» AVAILABLE DATA
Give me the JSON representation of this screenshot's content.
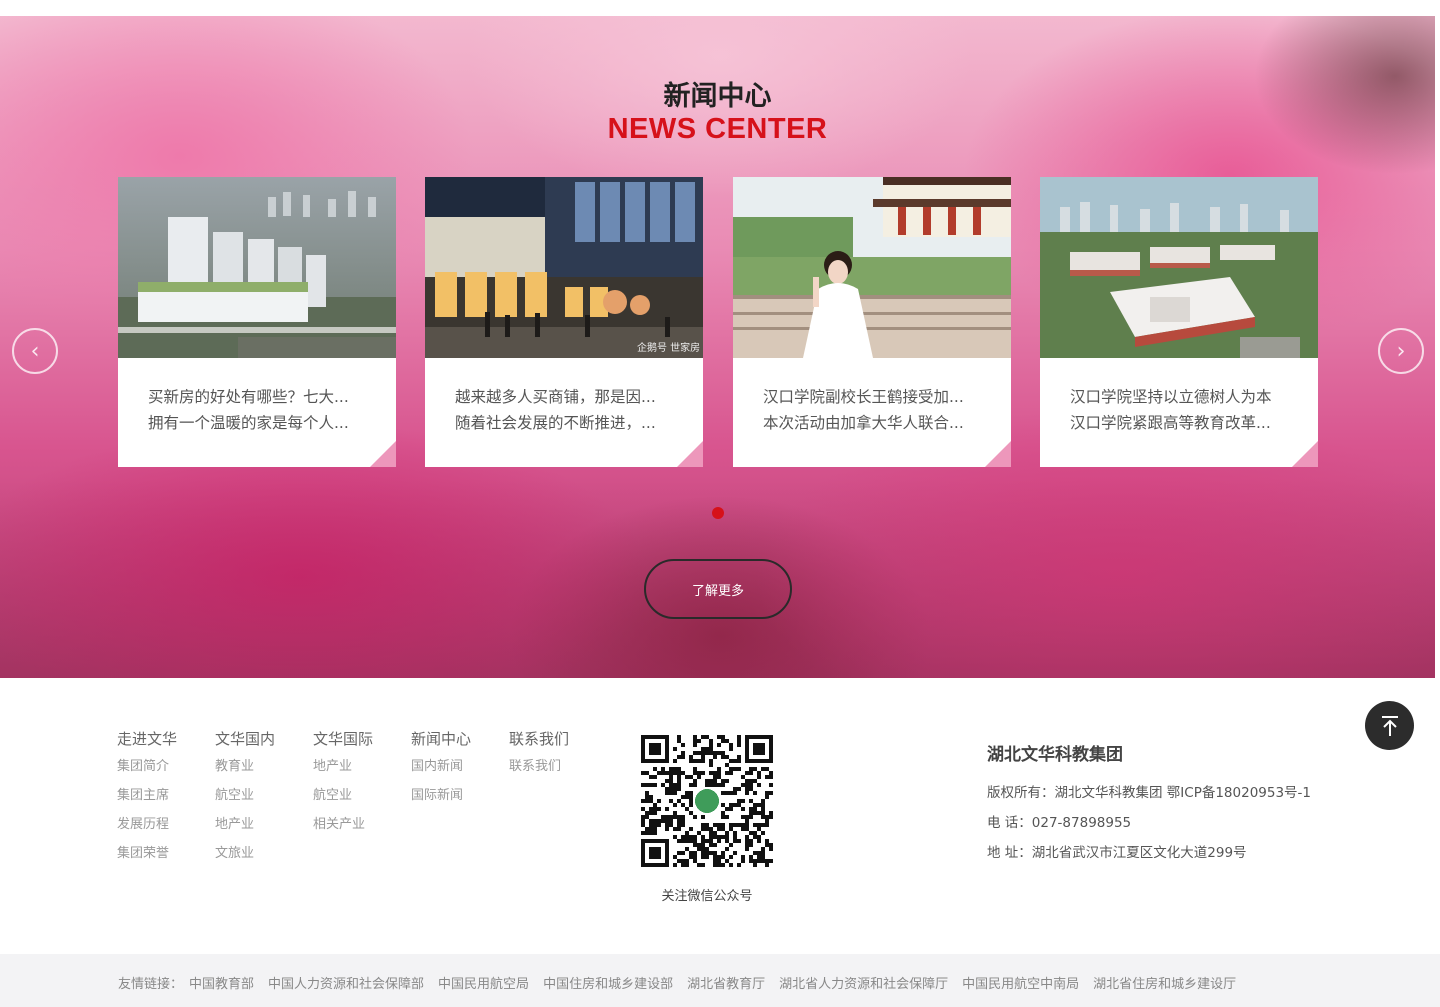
{
  "news": {
    "title": "新闻中心",
    "subtitle": "NEWS CENTER",
    "cards": [
      {
        "line1": "买新房的好处有哪些？七大...",
        "line2": "拥有一个温暖的家是每个人..."
      },
      {
        "line1": "越来越多人买商铺，那是因...",
        "line2": "随着社会发展的不断推进，..."
      },
      {
        "line1": "汉口学院副校长王鹤接受加...",
        "line2": "本次活动由加拿大华人联合..."
      },
      {
        "line1": "汉口学院坚持以立德树人为本",
        "line2": "汉口学院紧跟高等教育改革..."
      }
    ],
    "card2_watermark": "企鹅号 世家房",
    "more_label": "了解更多",
    "prev_icon": "chevron-left-icon",
    "next_icon": "chevron-right-icon"
  },
  "footer": {
    "columns": [
      {
        "head": "走进文华",
        "items": [
          "集团简介",
          "集团主席",
          "发展历程",
          "集团荣誉"
        ]
      },
      {
        "head": "文华国内",
        "items": [
          "教育业",
          "航空业",
          "地产业",
          "文旅业"
        ]
      },
      {
        "head": "文华国际",
        "items": [
          "地产业",
          "航空业",
          "相关产业"
        ]
      },
      {
        "head": "新闻中心",
        "items": [
          "国内新闻",
          "国际新闻"
        ]
      },
      {
        "head": "联系我们",
        "items": [
          "联系我们"
        ]
      }
    ],
    "qr_label": "关注微信公众号",
    "company": "湖北文华科教集团",
    "copyright": "版权所有：湖北文华科教集团 鄂ICP备18020953号-1",
    "phone": "电 话：027-87898955",
    "address": "地 址：湖北省武汉市江夏区文化大道299号",
    "back_top_icon": "arrow-up-to-top-icon"
  },
  "links": {
    "label": "友情链接：",
    "items": [
      "中国教育部",
      "中国人力资源和社会保障部",
      "中国民用航空局",
      "中国住房和城乡建设部",
      "湖北省教育厅",
      "湖北省人力资源和社会保障厅",
      "中国民用航空中南局",
      "湖北省住房和城乡建设厅"
    ]
  },
  "colors": {
    "accent_red": "#d6111a",
    "title_dark": "#222222",
    "footer_text": "#999999",
    "links_bg": "#f3f3f5"
  }
}
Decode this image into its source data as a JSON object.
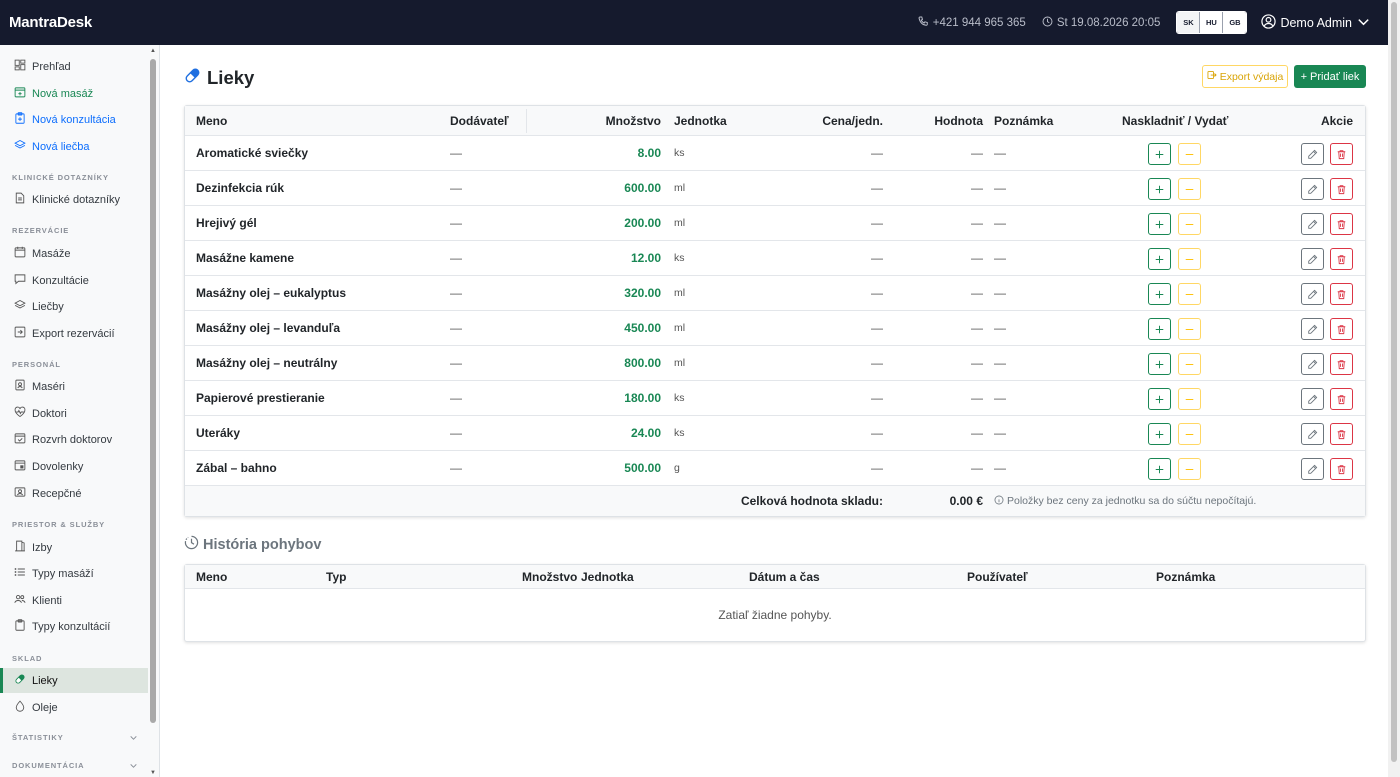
{
  "topbar": {
    "brand": "MantraDesk",
    "phone": "+421 944 965 365",
    "datetime": "St 19.08.2026 20:05",
    "languages": [
      "SK",
      "HU",
      "GB"
    ],
    "user": "Demo Admin"
  },
  "sidebar": {
    "items": [
      {
        "label": "Prehľad",
        "icon": "dashboard-icon"
      },
      {
        "label": "Nová masáž",
        "icon": "calendar-plus-icon"
      },
      {
        "label": "Nová konzultácia",
        "icon": "clipboard-plus-icon"
      },
      {
        "label": "Nová liečba",
        "icon": "layers-icon"
      },
      {
        "label": "Klinické dotazníky",
        "icon": "document-icon"
      },
      {
        "label": "Masáže",
        "icon": "calendar-icon"
      },
      {
        "label": "Konzultácie",
        "icon": "chat-icon"
      },
      {
        "label": "Liečby",
        "icon": "layers-icon"
      },
      {
        "label": "Export rezervácií",
        "icon": "export-icon"
      },
      {
        "label": "Maséri",
        "icon": "person-badge-icon"
      },
      {
        "label": "Doktori",
        "icon": "heart-pulse-icon"
      },
      {
        "label": "Rozvrh doktorov",
        "icon": "calendar-check-icon"
      },
      {
        "label": "Dovolenky",
        "icon": "calendar-event-icon"
      },
      {
        "label": "Recepčné",
        "icon": "person-card-icon"
      },
      {
        "label": "Izby",
        "icon": "door-icon"
      },
      {
        "label": "Typy masáží",
        "icon": "list-icon"
      },
      {
        "label": "Klienti",
        "icon": "people-icon"
      },
      {
        "label": "Typy konzultácií",
        "icon": "clipboard-icon"
      },
      {
        "label": "Lieky",
        "icon": "capsule-icon"
      },
      {
        "label": "Oleje",
        "icon": "droplet-icon"
      }
    ],
    "sections": {
      "clinical": "KLINICKÉ DOTAZNÍKY",
      "reservations": "REZERVÁCIE",
      "staff": "PERSONÁL",
      "premises": "PRIESTOR & SLUŽBY",
      "stock": "SKLAD",
      "stats": "ŠTATISTIKY",
      "docs": "DOKUMENTÁCIA"
    }
  },
  "page": {
    "title": "Lieky",
    "export_label": "Export výdaja",
    "add_label": "+ Pridať liek"
  },
  "table": {
    "headers": {
      "name": "Meno",
      "supplier": "Dodávateľ",
      "quantity": "Množstvo",
      "unit": "Jednotka",
      "unit_price": "Cena/jedn.",
      "value": "Hodnota",
      "note": "Poznámka",
      "stock": "Naskladniť / Vydať",
      "actions": "Akcie"
    },
    "rows": [
      {
        "name": "Aromatické sviečky",
        "supplier": "—",
        "quantity": "8.00",
        "unit": "ks",
        "unit_price": "—",
        "value": "—",
        "note": "—"
      },
      {
        "name": "Dezinfekcia rúk",
        "supplier": "—",
        "quantity": "600.00",
        "unit": "ml",
        "unit_price": "—",
        "value": "—",
        "note": "—"
      },
      {
        "name": "Hrejivý gél",
        "supplier": "—",
        "quantity": "200.00",
        "unit": "ml",
        "unit_price": "—",
        "value": "—",
        "note": "—"
      },
      {
        "name": "Masážne kamene",
        "supplier": "—",
        "quantity": "12.00",
        "unit": "ks",
        "unit_price": "—",
        "value": "—",
        "note": "—"
      },
      {
        "name": "Masážny olej – eukalyptus",
        "supplier": "—",
        "quantity": "320.00",
        "unit": "ml",
        "unit_price": "—",
        "value": "—",
        "note": "—"
      },
      {
        "name": "Masážny olej – levanduľa",
        "supplier": "—",
        "quantity": "450.00",
        "unit": "ml",
        "unit_price": "—",
        "value": "—",
        "note": "—"
      },
      {
        "name": "Masážny olej – neutrálny",
        "supplier": "—",
        "quantity": "800.00",
        "unit": "ml",
        "unit_price": "—",
        "value": "—",
        "note": "—"
      },
      {
        "name": "Papierové prestieranie",
        "supplier": "—",
        "quantity": "180.00",
        "unit": "ks",
        "unit_price": "—",
        "value": "—",
        "note": "—"
      },
      {
        "name": "Uteráky",
        "supplier": "—",
        "quantity": "24.00",
        "unit": "ks",
        "unit_price": "—",
        "value": "—",
        "note": "—"
      },
      {
        "name": "Zábal – bahno",
        "supplier": "—",
        "quantity": "500.00",
        "unit": "g",
        "unit_price": "—",
        "value": "—",
        "note": "—"
      }
    ],
    "total_label": "Celková hodnota skladu:",
    "total_value": "0.00 €",
    "total_note": "Položky bez ceny za jednotku sa do súčtu nepočítajú."
  },
  "history": {
    "title": "História pohybov",
    "headers": {
      "name": "Meno",
      "type": "Typ",
      "quantity": "Množstvo",
      "unit": "Jednotka",
      "datetime": "Dátum a čas",
      "user": "Používateľ",
      "note": "Poznámka"
    },
    "empty": "Zatiaľ žiadne pohyby."
  },
  "colors": {
    "topbar": "#151a2d",
    "primary": "#198754",
    "warning": "#ffc107",
    "danger": "#dc3545"
  }
}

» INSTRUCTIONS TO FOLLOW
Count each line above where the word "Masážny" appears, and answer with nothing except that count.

» EXPECTED OUTPUT
3